Task to complete: Each line below needs to be repeated precisely as it is.

Working data:
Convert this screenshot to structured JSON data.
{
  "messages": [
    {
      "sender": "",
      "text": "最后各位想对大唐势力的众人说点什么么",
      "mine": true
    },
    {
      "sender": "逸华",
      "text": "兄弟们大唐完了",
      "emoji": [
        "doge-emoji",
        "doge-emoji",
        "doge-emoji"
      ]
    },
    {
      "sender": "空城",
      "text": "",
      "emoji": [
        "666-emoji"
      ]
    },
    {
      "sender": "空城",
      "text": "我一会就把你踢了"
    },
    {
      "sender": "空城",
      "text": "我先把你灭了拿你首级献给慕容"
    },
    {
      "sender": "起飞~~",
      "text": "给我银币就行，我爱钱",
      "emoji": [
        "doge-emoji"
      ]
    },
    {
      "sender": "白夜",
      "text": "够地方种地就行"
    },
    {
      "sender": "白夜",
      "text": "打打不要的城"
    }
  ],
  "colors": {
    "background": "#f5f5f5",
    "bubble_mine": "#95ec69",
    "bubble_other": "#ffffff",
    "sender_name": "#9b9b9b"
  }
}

Answer to the problem:
Convert this screenshot to structured JSON data.
{
  "messages": [
    {
      "sender": "",
      "text": "最后各位想对大唐势力的众人说点什么么",
      "mine": true
    },
    {
      "sender": "逸华",
      "text": "兄弟们大唐完了",
      "emoji": [
        "doge-emoji",
        "doge-emoji",
        "doge-emoji"
      ]
    },
    {
      "sender": "空城",
      "text": "",
      "emoji": [
        "666-emoji"
      ]
    },
    {
      "sender": "空城",
      "text": "我一会就把你踢了"
    },
    {
      "sender": "空城",
      "text": "我先把你灭了拿你首级献给慕容"
    },
    {
      "sender": "起飞~~",
      "text": "给我银币就行，我爱钱",
      "emoji": [
        "doge-emoji"
      ]
    },
    {
      "sender": "白夜",
      "text": "够地方种地就行"
    },
    {
      "sender": "白夜",
      "text": "打打不要的城"
    }
  ],
  "colors": {
    "background": "#f5f5f5",
    "bubble_mine": "#95ec69",
    "bubble_other": "#ffffff",
    "sender_name": "#9b9b9b"
  }
}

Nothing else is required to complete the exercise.